“As we age, we don’t always have to play the angst of aging,” O’Hara says. “We can also play love and excitement. Of course, we should acknowledge how aging can be difficult and troubling, but there is also the joy in the journey of aging. Often you see roles which underline how things get harder as you age. I don’t always want to tell that story. I think women deserve better than that.”
Working on Days of Wine and Roses over the last few years, O’Hara has been aware of “a lot of men in the room.” She hopes the show’s staffing will become more diverse. “But something I can depend on is that I’m in the room,” she says firmly. “I had to learn the hard way that my voice has value, because I am the one telling the story. Yes, you need to have teams of women, but the most important thing to understand is, don’t discount yourself in a room filled with men.”
During the pandemic, O’Hara filmed Julian Fellowes’ glossy new costume drama, The Gilded Age, set in 1880s New York in which she plays a relative of Christine Baranski’s character Agnes van Rhijn. The show features a host of Broadway talent, including Nathan Lane and Denée Benton.
“To be in a period piece back in a corset, alongside people you would normally be staring at backstage in a Broadway house felt really perfect,” O’Hara said. “I prefer the fast days and craziness of live theater, but this particular project had great dialects, costumes, and storylines. I had a really creatively good time.”
One night, she recalled, the cast were waiting around to film a glittering ballroom scene, and to kill the time staged a bombastic runway show in all their finery. “We had some shenanigans, but when the camera rolled of course we were all behaving perfectly.” O’Hara has also filmed two more seasons of suspense series The Accidental Wolf, which O’Hara is “more excited about than anything,” playing a wealthy lawyer’s wife involved in a quest to save a stranger, whose plight she is first alerted to via a mysterious phone call.
As occupied as she is and hopes to be, O’Hara has treasured the time she has spent over the last year and a half with her actor-writer-director-musician husband Greg Naughton two children—Owen James, 12 and Charlotte, 8—during the pandemic. “It was an over-privileged gift, I know. Our schools are open. I know friends with kids who are not back at school, so we’re very grateful. I’ve enjoyed this time with my family, after racing around since they’ve been born.

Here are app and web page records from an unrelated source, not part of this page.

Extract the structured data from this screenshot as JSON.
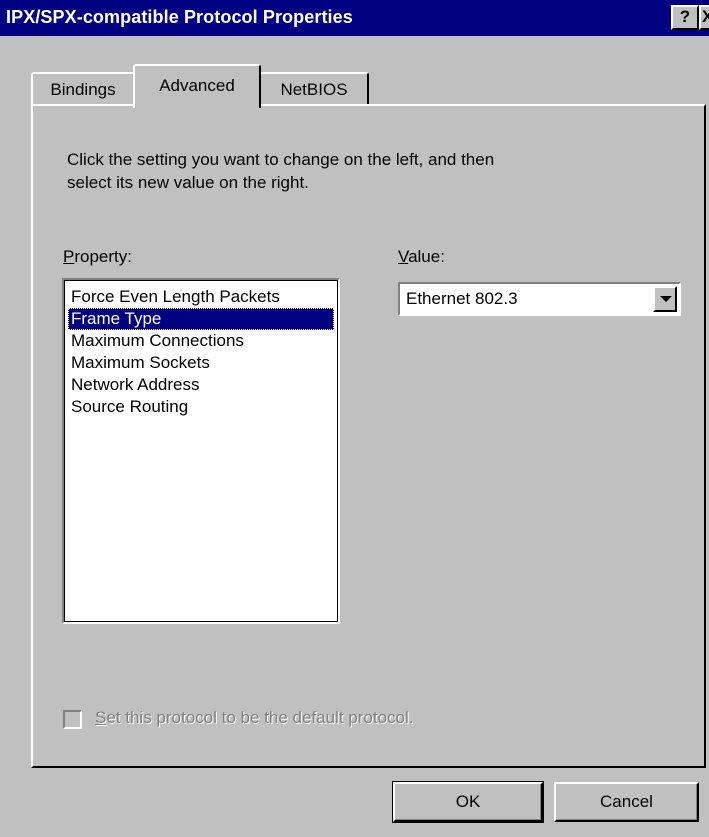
{
  "window": {
    "title": "IPX/SPX-compatible Protocol Properties",
    "help_glyph": "?",
    "close_glyph": "X"
  },
  "tabs": [
    {
      "label": "Bindings",
      "active": false
    },
    {
      "label": "Advanced",
      "active": true
    },
    {
      "label": "NetBIOS",
      "active": false
    }
  ],
  "advanced": {
    "instructions": "Click the setting you want to change on the left, and then\nselect its new value on the right.",
    "property_label_mnemonic": "P",
    "property_label_rest": "roperty:",
    "value_label_mnemonic": "V",
    "value_label_rest": "alue:",
    "properties": [
      "Force Even Length Packets",
      "Frame Type",
      "Maximum Connections",
      "Maximum Sockets",
      "Network Address",
      "Source Routing"
    ],
    "selected_property": "Frame Type",
    "value": "Ethernet 802.3",
    "default_checkbox_mnemonic": "S",
    "default_checkbox_rest": "et this protocol to be the default protocol.",
    "default_checkbox_checked": false,
    "default_checkbox_enabled": false
  },
  "buttons": {
    "ok": "OK",
    "cancel": "Cancel"
  },
  "colors": {
    "face": "#c0c0c0",
    "title_bar": "#000080",
    "selection": "#000080",
    "disabled_text": "#808080"
  }
}
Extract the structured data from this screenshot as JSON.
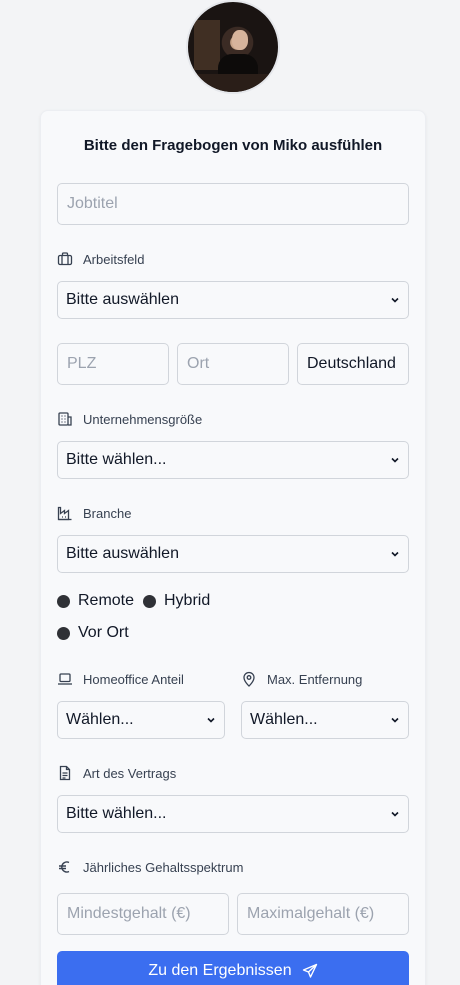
{
  "form": {
    "title": "Bitte den Fragebogen von Miko ausfühlen",
    "job_title_placeholder": "Jobtitel",
    "arbeitsfeld_label": "Arbeitsfeld",
    "arbeitsfeld_value": "Bitte auswählen",
    "plz_placeholder": "PLZ",
    "ort_placeholder": "Ort",
    "country_value": "Deutschland",
    "size_label": "Unternehmensgröße",
    "size_value": "Bitte wählen...",
    "branche_label": "Branche",
    "branche_value": "Bitte auswählen",
    "work_modes": [
      "Remote",
      "Hybrid",
      "Vor Ort"
    ],
    "homeoffice_label": "Homeoffice Anteil",
    "homeoffice_value": "Wählen...",
    "distance_label": "Max. Entfernung",
    "distance_value": "Wählen...",
    "contract_label": "Art des Vertrags",
    "contract_value": "Bitte wählen...",
    "salary_label": "Jährliches Gehaltsspektrum",
    "salary_min_placeholder": "Mindestgehalt (€)",
    "salary_max_placeholder": "Maximalgehalt (€)",
    "submit_label": "Zu den Ergebnissen"
  },
  "icons": {
    "briefcase": "briefcase-icon",
    "building": "building-icon",
    "industry": "factory-icon",
    "laptop": "laptop-icon",
    "location": "map-pin-icon",
    "document": "document-icon",
    "euro": "euro-icon",
    "send": "send-icon"
  },
  "colors": {
    "primary": "#3b6ef0",
    "background": "#f3f4f6"
  }
}
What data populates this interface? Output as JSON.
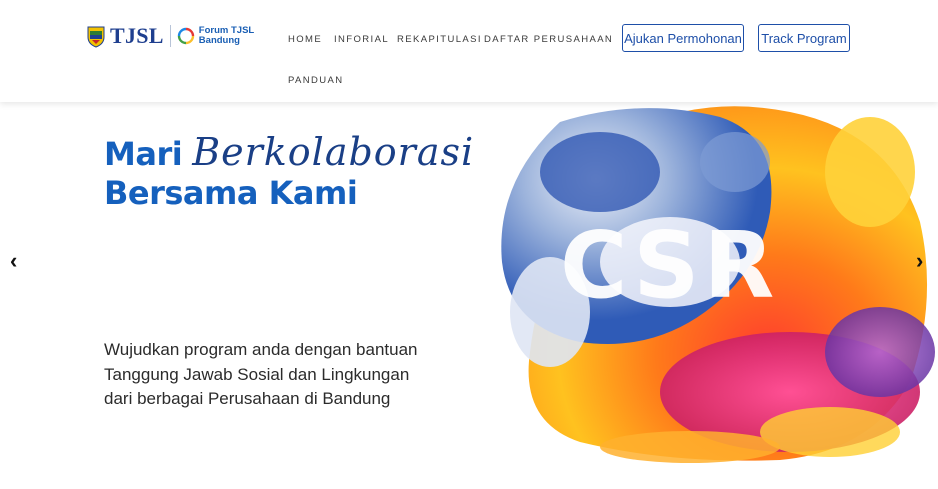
{
  "brand": {
    "logo_text": "TJSL",
    "forum_line1": "Forum TJSL",
    "forum_line2": "Bandung",
    "primary_color": "#1e4fa8"
  },
  "nav": {
    "items": [
      {
        "label": "HOME"
      },
      {
        "label": "INFORIAL"
      },
      {
        "label": "REKAPITULASI"
      },
      {
        "label": "DAFTAR PERUSAHAAN"
      },
      {
        "label": "PANDUAN"
      }
    ],
    "apply_button": "Ajukan Permohonan",
    "track_button": "Track Program"
  },
  "hero": {
    "title_word1": "Mari",
    "title_script": "Berkolaborasi",
    "title_line2": "Bersama Kami",
    "desc_lines": [
      "Wujudkan program anda dengan bantuan",
      "Tanggung Jawab Sosial dan Lingkungan",
      "dari berbagai Perusahaan di Bandung"
    ],
    "art_text": "CSR",
    "prev_arrow": "‹",
    "next_arrow": "›"
  }
}
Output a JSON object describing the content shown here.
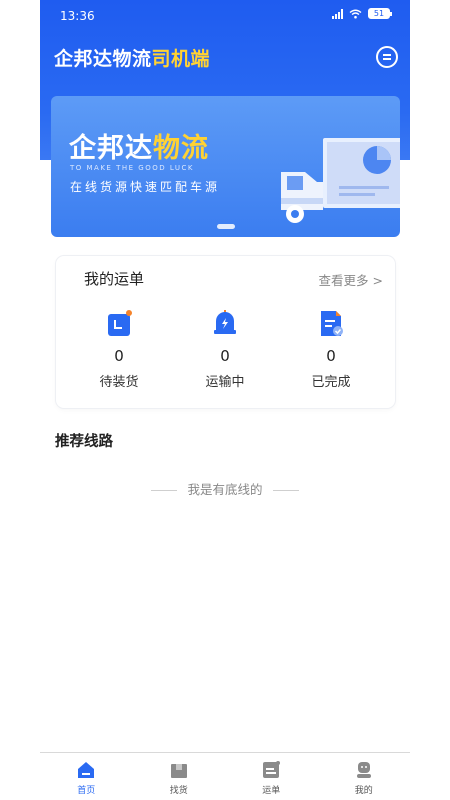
{
  "status": {
    "time": "13:36",
    "battery": "51"
  },
  "header": {
    "title_main": "企邦达物流",
    "title_accent": "司机端"
  },
  "banner": {
    "title_main": "企邦达",
    "title_accent": "物流",
    "subtitle": "TO MAKE THE GOOD LUCK",
    "description": "在线货源快速匹配车源"
  },
  "orders": {
    "title": "我的运单",
    "see_more": "查看更多 >",
    "items": [
      {
        "count": "0",
        "label": "待装货",
        "icon": "pending-load-icon"
      },
      {
        "count": "0",
        "label": "运输中",
        "icon": "in-transit-bell-icon"
      },
      {
        "count": "0",
        "label": "已完成",
        "icon": "completed-doc-icon"
      }
    ]
  },
  "routes": {
    "title": "推荐线路",
    "end_text": "我是有底线的"
  },
  "tabbar": {
    "items": [
      {
        "label": "首页",
        "icon": "home-icon",
        "active": true
      },
      {
        "label": "找货",
        "icon": "find-goods-icon",
        "active": false
      },
      {
        "label": "运单",
        "icon": "waybill-icon",
        "active": false
      },
      {
        "label": "我的",
        "icon": "profile-icon",
        "active": false
      }
    ]
  },
  "colors": {
    "primary": "#2a6af2",
    "accent": "#ffd233",
    "orange": "#f5832a"
  }
}
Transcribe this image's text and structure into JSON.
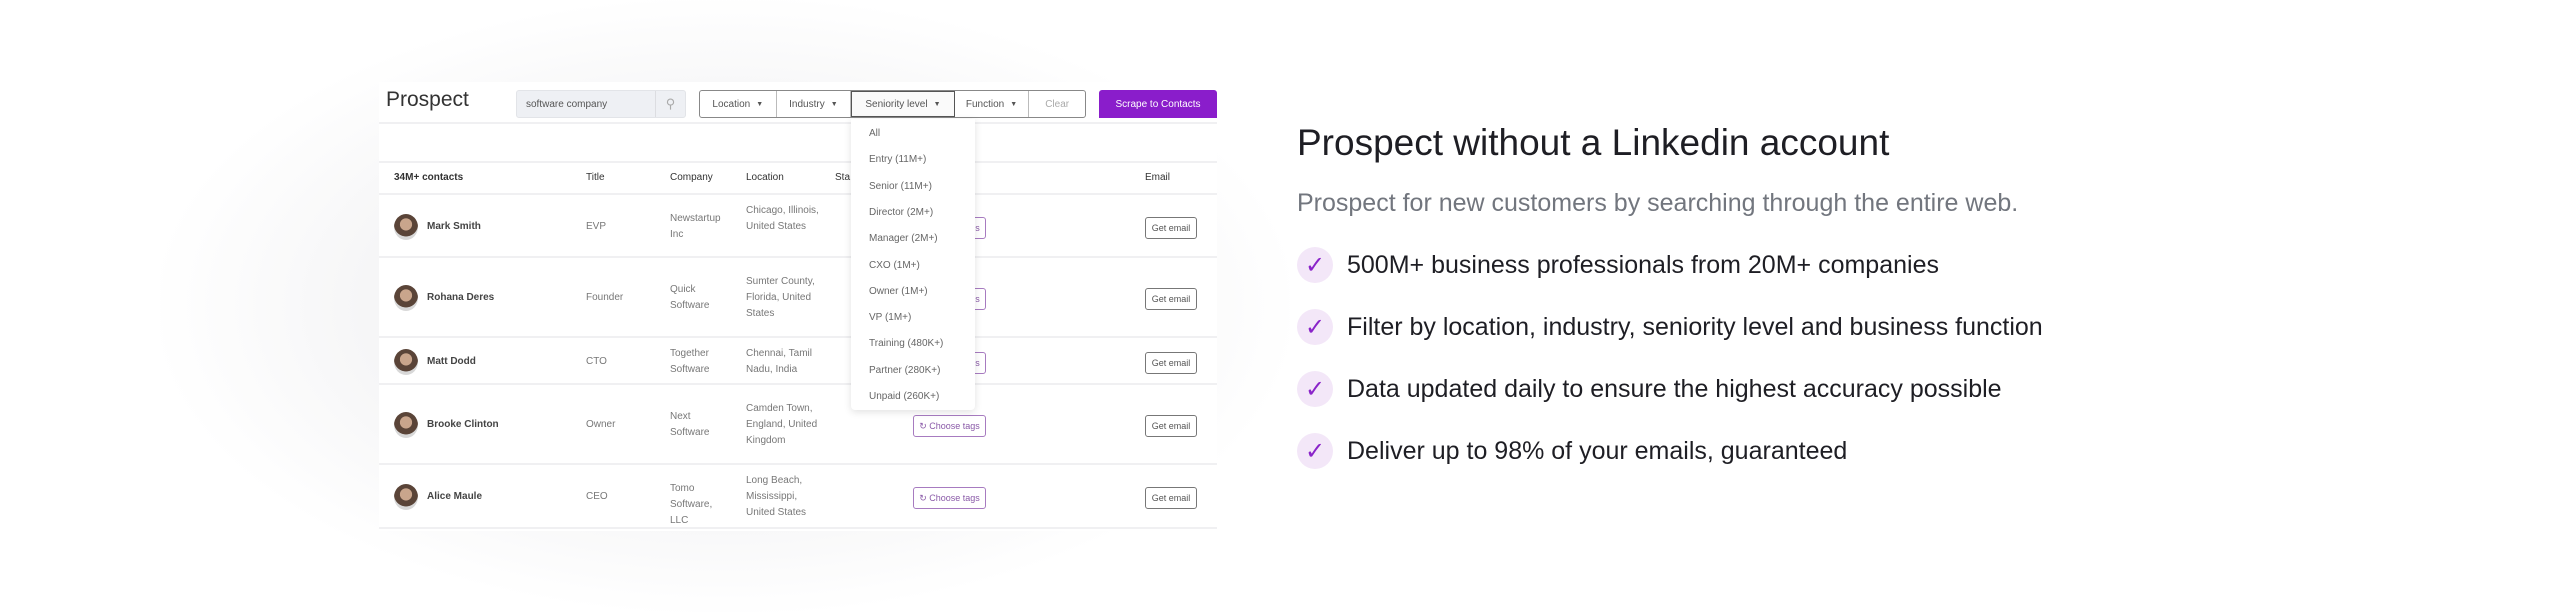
{
  "app": {
    "title": "Prospect",
    "search_value": "software company",
    "search_icon": "magnifier-icon",
    "filters": [
      "Location",
      "Industry",
      "Seniority level",
      "Function"
    ],
    "clear_label": "Clear",
    "scrape_label": "Scrape to Contacts"
  },
  "table": {
    "headers": [
      "34M+ contacts",
      "Title",
      "Company",
      "Location",
      "Sta",
      "Email"
    ],
    "rows": [
      {
        "name": "Mark Smith",
        "title": "EVP",
        "company": "Newstartup Inc",
        "location": "Chicago, Illinois, United States",
        "tags": "Choose tags",
        "email": "Get email"
      },
      {
        "name": "Rohana Deres",
        "title": "Founder",
        "company": "Quick Software",
        "location": "Sumter County, Florida, United States",
        "tags": "Choose tags",
        "email": "Get email"
      },
      {
        "name": "Matt Dodd",
        "title": "CTO",
        "company": "Together Software",
        "location": "Chennai, Tamil Nadu, India",
        "tags": "Choose tags",
        "email": "Get email"
      },
      {
        "name": "Brooke Clinton",
        "title": "Owner",
        "company": "Next Software",
        "location": "Camden Town, England, United Kingdom",
        "tags": "Choose tags",
        "email": "Get email"
      },
      {
        "name": "Alice Maule",
        "title": "CEO",
        "company": "Tomo Software, LLC",
        "location": "Long Beach, Mississippi, United States",
        "tags": "Choose tags",
        "email": "Get email"
      }
    ]
  },
  "seniority_dropdown": [
    "All",
    "Entry (11M+)",
    "Senior (11M+)",
    "Director (2M+)",
    "Manager (2M+)",
    "CXO (1M+)",
    "Owner (1M+)",
    "VP (1M+)",
    "Training (480K+)",
    "Partner (280K+)",
    "Unpaid (260K+)"
  ],
  "feature": {
    "heading": "Prospect without a Linkedin account",
    "subtitle": "Prospect for new customers by searching through the entire web.",
    "bullets": [
      "500M+ business professionals from 20M+ companies",
      "Filter by location, industry, seniority level and business function",
      "Data updated daily to ensure the highest accuracy possible",
      "Deliver up to 98% of your emails, guaranteed"
    ],
    "check_icon": "checkmark-icon"
  },
  "colors": {
    "accent": "#8a1dcb",
    "check_bg": "#f3e7f8"
  }
}
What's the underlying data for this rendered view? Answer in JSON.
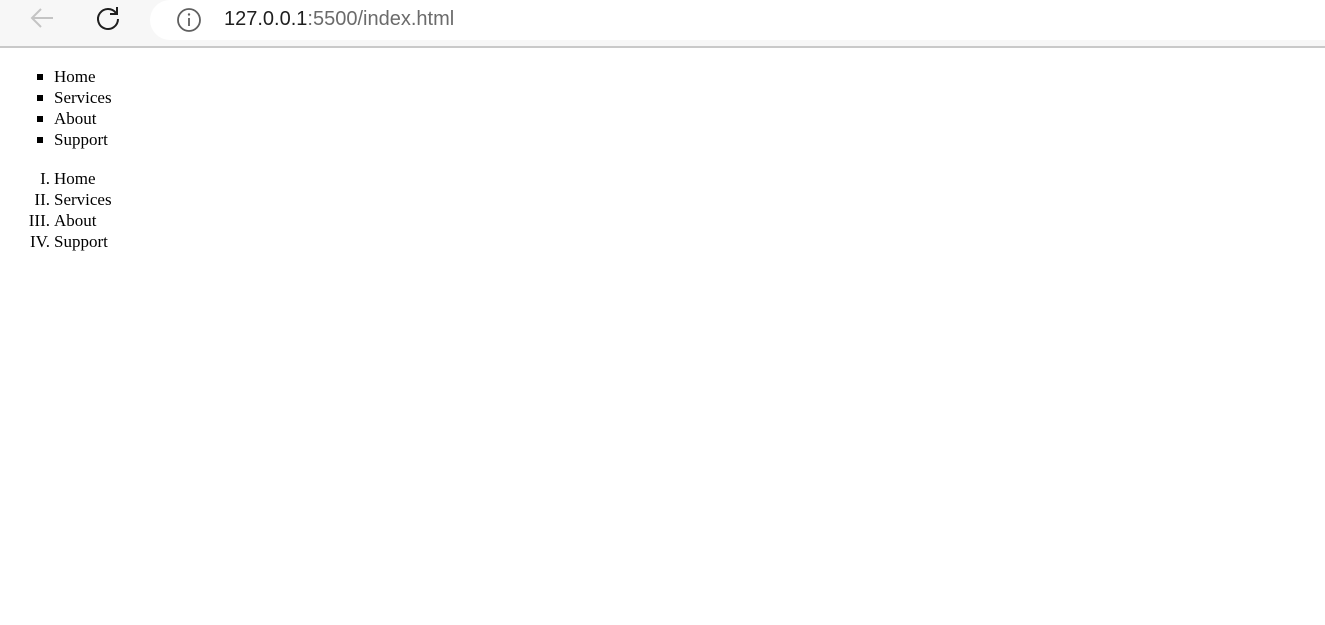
{
  "browser": {
    "url_host": "127.0.0.1",
    "url_rest": ":5500/index.html"
  },
  "unordered_list": {
    "items": [
      {
        "label": "Home"
      },
      {
        "label": "Services"
      },
      {
        "label": "About"
      },
      {
        "label": "Support"
      }
    ]
  },
  "ordered_list": {
    "items": [
      {
        "marker": "I.",
        "label": "Home"
      },
      {
        "marker": "II.",
        "label": "Services"
      },
      {
        "marker": "III.",
        "label": "About"
      },
      {
        "marker": "IV.",
        "label": "Support"
      }
    ]
  }
}
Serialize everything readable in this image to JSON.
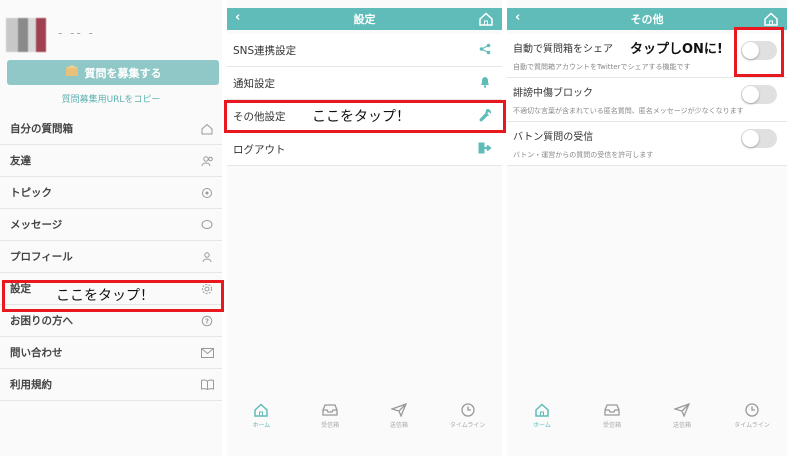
{
  "panel1": {
    "username": "- -- -",
    "recruit_label": "質問を募集する",
    "copy_label": "質問募集用URLをコピー",
    "menu": [
      {
        "label": "自分の質問箱",
        "icon": "home-icon"
      },
      {
        "label": "友達",
        "icon": "users-icon"
      },
      {
        "label": "トピック",
        "icon": "topic-icon"
      },
      {
        "label": "メッセージ",
        "icon": "chat-icon"
      },
      {
        "label": "プロフィール",
        "icon": "user-icon"
      },
      {
        "label": "設定",
        "icon": "gear-icon"
      },
      {
        "label": "お困りの方へ",
        "icon": "help-icon"
      },
      {
        "label": "問い合わせ",
        "icon": "mail-icon"
      },
      {
        "label": "利用規約",
        "icon": "book-icon"
      }
    ]
  },
  "panel2": {
    "title": "設定",
    "items": [
      {
        "label": "SNS連携設定",
        "icon": "share-icon"
      },
      {
        "label": "通知設定",
        "icon": "bell-icon"
      },
      {
        "label": "その他設定",
        "icon": "wrench-icon"
      },
      {
        "label": "ログアウト",
        "icon": "logout-icon"
      }
    ]
  },
  "panel3": {
    "title": "その他",
    "items": [
      {
        "title": "自動で質問箱をシェア",
        "desc": "自動で質問箱アカウントをTwitterでシェアする機能です",
        "enabled": false
      },
      {
        "title": "誹謗中傷ブロック",
        "desc": "不適切な言葉が含まれている匿名質問、匿名メッセージが少なくなります",
        "enabled": false
      },
      {
        "title": "バトン質問の受信",
        "desc": "バトン・運営からの質問の受信を許可します",
        "enabled": false
      }
    ]
  },
  "tabs": [
    "ホーム",
    "受信箱",
    "送信箱",
    "タイムライン"
  ],
  "annotations": {
    "tap_here_1": "ここをタップ！",
    "tap_here_2": "ここをタップ！",
    "tap_on": "タップしONに!"
  },
  "colors": {
    "accent": "#5fbcb8",
    "button": "#8fc8c6",
    "highlight": "#e8181e"
  }
}
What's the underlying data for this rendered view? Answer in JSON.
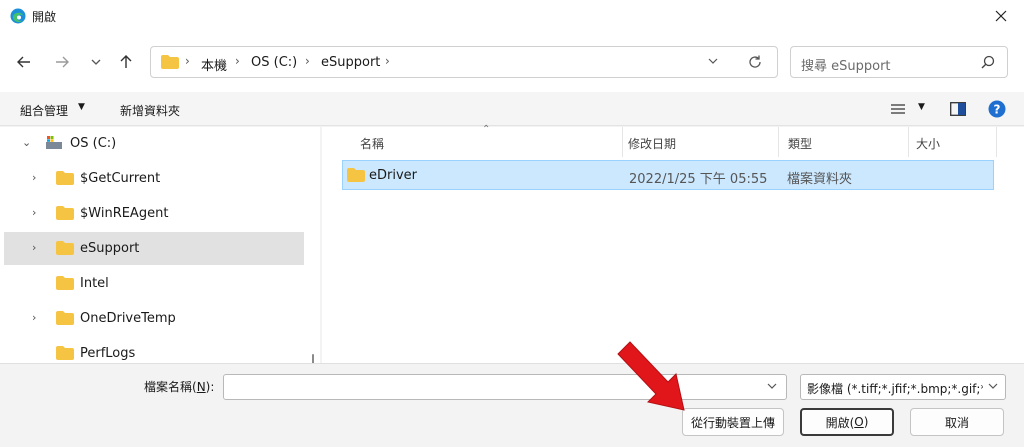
{
  "window": {
    "title": "開啟"
  },
  "address": {
    "crumbs": [
      "本機",
      "OS (C:)",
      "eSupport"
    ]
  },
  "search": {
    "placeholder": "搜尋 eSupport"
  },
  "commands": {
    "organize": "組合管理",
    "new_folder": "新增資料夾"
  },
  "sidebar": {
    "items": [
      {
        "label": "OS (C:)"
      },
      {
        "label": "$GetCurrent"
      },
      {
        "label": "$WinREAgent"
      },
      {
        "label": "eSupport"
      },
      {
        "label": "Intel"
      },
      {
        "label": "OneDriveTemp"
      },
      {
        "label": "PerfLogs"
      }
    ]
  },
  "columns": {
    "name": "名稱",
    "modified": "修改日期",
    "type": "類型",
    "size": "大小"
  },
  "files": [
    {
      "name": "eDriver",
      "modified": "2022/1/25 下午 05:55",
      "type": "檔案資料夾",
      "size": ""
    }
  ],
  "bottom": {
    "filename_label": "檔案名稱(N):",
    "filename_value": "",
    "filter_value": "影像檔 (*.tiff;*.jfif;*.bmp;*.gif;*",
    "mobile_upload": "從行動裝置上傳",
    "open": "開啟(O)",
    "cancel": "取消"
  },
  "colors": {
    "accent": "#0067c0",
    "folder": "#f6c443",
    "selection": "#cce8ff",
    "arrow": "#e0161b"
  }
}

Suddenly we were living that 3-meals-a-day cliché. We have dinner together every night. I love it.”
She has observed the seismic effect of the last 18 months on her theatrical colleagues. There’s the person “with a 35-year Broadway career who moved to Illinois to make jewelry, or the person who left to start a theater company in Utah.” Others have just had to leave the city because they couldn’t afford to be there. “A large amount of people have had their lives changed forever.”
O’Hara’s intention is to not return to her Old Times hamster wheel. “Doing 8 shows a week, I wasn’t home for dinner most nights. My personality is that I always want to be busy. But there’s so much I want to retain of this time—those dinners, random walks, fresh air, turning off screens. I don’t want us to go back to living parallel lives, rushing to make things happen. The kids are growing so fast. I want to take it all in.”
She paused, and laughed. “I’m trying to put FOMO into the trash.”